Dnk,

I've got a big essay on the topic about half done. Here are the quickie answers:

You get harmonic currents whenever you have a 'non-linear' load, one in which the current flow is not exactly proportional to the applied voltage. The applied voltage might be a nice perfect sinusoid, but the current flow is some ugly mess of spikes and square waves. This ugly waveform can be considered as a sum of many nice clean sine functions, each of which has its own frequency and phase angle.

The wye transformer secondary applies is output voltage to the various loads, and the current that happens to flow is how the various loads respond to that applied voltage. The transformer secondary might produce a perfect 60Hz sinusoidal output voltage, but the loads can still simply draw a non-sinusoidal current in response to this output voltage.

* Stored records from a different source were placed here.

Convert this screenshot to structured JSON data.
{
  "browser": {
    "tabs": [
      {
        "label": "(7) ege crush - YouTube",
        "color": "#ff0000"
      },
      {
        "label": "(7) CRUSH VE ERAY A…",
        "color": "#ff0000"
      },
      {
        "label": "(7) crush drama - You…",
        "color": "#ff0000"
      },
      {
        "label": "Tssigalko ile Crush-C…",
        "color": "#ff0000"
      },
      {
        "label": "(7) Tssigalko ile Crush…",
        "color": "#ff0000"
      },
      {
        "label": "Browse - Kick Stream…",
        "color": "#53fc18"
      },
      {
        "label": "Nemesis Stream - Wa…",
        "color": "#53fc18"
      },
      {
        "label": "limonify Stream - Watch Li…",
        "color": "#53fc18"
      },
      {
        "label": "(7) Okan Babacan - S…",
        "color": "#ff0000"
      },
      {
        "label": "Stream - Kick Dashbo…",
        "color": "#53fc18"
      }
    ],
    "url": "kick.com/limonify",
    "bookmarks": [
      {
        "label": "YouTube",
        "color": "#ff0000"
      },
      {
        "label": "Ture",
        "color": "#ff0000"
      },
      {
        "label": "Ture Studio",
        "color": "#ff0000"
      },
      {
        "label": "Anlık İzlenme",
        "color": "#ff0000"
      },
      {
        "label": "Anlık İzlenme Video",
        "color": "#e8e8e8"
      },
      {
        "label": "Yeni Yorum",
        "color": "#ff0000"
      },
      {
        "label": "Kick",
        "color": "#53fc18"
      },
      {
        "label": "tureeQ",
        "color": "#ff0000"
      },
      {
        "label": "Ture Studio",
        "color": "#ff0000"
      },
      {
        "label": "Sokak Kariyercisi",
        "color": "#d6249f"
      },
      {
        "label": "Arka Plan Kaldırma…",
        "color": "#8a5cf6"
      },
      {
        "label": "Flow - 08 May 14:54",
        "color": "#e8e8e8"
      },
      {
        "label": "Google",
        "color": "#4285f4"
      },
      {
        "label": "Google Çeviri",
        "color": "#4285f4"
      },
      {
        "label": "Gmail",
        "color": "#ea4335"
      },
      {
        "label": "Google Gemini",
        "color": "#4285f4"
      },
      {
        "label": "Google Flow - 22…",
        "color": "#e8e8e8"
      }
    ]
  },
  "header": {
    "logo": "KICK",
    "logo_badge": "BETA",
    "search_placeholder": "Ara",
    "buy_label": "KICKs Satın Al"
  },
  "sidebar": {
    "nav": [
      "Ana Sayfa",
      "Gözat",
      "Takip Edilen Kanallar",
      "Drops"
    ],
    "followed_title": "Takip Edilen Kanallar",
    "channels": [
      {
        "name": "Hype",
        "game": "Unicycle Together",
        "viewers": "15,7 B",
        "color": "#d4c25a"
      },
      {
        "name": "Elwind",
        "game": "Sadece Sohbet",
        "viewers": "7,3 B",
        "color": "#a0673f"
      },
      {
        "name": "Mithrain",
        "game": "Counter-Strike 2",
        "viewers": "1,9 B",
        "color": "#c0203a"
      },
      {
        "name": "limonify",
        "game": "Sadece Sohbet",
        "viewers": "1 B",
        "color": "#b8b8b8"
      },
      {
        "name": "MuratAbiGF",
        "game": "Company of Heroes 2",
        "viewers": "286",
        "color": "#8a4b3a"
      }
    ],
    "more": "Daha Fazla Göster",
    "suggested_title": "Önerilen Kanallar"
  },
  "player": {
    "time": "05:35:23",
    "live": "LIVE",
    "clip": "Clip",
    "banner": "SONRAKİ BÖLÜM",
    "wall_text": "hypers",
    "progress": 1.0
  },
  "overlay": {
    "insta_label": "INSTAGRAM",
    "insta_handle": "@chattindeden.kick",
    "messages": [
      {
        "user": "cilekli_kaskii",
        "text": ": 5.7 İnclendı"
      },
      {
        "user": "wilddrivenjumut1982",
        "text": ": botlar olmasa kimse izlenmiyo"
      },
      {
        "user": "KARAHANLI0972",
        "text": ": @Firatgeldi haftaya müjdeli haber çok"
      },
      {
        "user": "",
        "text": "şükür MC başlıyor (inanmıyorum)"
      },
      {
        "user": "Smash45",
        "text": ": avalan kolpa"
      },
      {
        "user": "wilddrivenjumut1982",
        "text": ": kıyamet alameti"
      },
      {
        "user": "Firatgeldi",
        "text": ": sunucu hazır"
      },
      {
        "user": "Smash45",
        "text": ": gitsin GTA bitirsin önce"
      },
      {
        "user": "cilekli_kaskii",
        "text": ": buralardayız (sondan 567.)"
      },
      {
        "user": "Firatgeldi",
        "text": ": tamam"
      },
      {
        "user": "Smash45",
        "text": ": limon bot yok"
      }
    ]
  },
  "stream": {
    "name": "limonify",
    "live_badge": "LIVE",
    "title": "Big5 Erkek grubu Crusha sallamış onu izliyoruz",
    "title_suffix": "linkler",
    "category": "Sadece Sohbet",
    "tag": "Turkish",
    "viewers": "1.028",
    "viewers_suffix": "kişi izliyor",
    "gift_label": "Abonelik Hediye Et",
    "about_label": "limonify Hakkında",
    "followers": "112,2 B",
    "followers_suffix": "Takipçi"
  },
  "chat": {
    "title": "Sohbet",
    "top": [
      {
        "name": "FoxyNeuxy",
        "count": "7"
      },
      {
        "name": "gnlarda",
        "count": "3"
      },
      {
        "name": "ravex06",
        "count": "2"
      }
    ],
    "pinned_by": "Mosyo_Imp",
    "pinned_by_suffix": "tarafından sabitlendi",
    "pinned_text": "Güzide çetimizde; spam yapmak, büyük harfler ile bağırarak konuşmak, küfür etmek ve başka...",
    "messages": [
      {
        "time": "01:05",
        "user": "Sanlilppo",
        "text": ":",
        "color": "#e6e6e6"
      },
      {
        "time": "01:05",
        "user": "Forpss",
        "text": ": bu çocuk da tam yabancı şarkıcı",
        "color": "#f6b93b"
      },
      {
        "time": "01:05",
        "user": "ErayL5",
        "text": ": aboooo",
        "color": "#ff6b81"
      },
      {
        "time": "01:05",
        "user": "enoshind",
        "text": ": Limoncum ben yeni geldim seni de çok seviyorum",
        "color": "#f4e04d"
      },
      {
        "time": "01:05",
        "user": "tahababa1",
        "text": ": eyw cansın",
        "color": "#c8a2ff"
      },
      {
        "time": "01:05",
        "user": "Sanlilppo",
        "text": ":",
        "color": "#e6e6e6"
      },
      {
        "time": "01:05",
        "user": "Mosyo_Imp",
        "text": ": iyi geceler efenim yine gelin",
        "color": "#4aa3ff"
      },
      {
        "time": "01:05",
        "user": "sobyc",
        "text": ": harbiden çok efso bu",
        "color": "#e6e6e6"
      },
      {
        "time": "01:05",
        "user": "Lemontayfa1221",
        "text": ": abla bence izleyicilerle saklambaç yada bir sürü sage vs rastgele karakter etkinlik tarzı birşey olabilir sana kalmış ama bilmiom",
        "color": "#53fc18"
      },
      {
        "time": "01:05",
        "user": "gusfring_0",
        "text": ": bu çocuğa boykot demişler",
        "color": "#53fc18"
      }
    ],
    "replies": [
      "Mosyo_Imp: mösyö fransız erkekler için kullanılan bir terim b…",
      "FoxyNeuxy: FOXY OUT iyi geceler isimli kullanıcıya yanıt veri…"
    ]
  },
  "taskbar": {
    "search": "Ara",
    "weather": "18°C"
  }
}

Transformers are almost perfectly bi-directional. The primary is magnetically coupled to the secondary, so voltages applied on the secondary side will certainly induce voltages on the primary side. This can go in both directions at once: I can feed 60 Hz on the primary side, inducing 60Hz voltage on the secondary side. The 60Hz on the secondary side causes current to flow in the loads, and if the current flowing in the load is not sinusoidal, then the harmonic currents on the secondary side can induce harmonic voltages on the primary side.

The third harmonic on the secondary side that is considered a problem is the 'zero sequence' portion. This is the portion of the third harmonic for which the phase angle difference between all the phases is _zero_ degrees. If the loads are all perfectly balanced, then _all_ of the load third harmonic will be zero sequence. The zero sequence harmonics place the _same_ current flow on each terminal at exactly the same time. Since all the terminals are 'in phase', rather than nicely balanced 120 degrees out of phase, this current flow does not balance out. Instead it simply shows up flowing in the neutral. Third harmonic loads the neutral in the same way that the neutral would be overloaded in a multi-wire circuit with all of the hots fed from the same phase leg.

Third harmonic currents cannot _enter_ a delta connection. This is because there are only three terminals on the delta connection, and everything is in phase for the third harmonic, meaning no phase difference. With no phase difference there is no voltage difference, and thus nothing to push the current flow into the delta.

But this also means that any third harmonic current already flowing in the delta connection cannot couple to the outside world; the third harmonic current flow does not produce any third harmonic voltage at the terminals of the delta.

Third harmonic current flow in the wye secondary will induce third harmonic current flow in the delta primary. But the phase angles are such that the current flowing out of the head of the phase A coil is exactly balanced by the current flowing into the tail of the phase B coil. The third harmonic current flows in the coil set, but doesn't produce a voltage difference that effects the current flow into our out of the primary terminals. This is how the third harmonic gets 'trapped' in the delta primary.

-Jon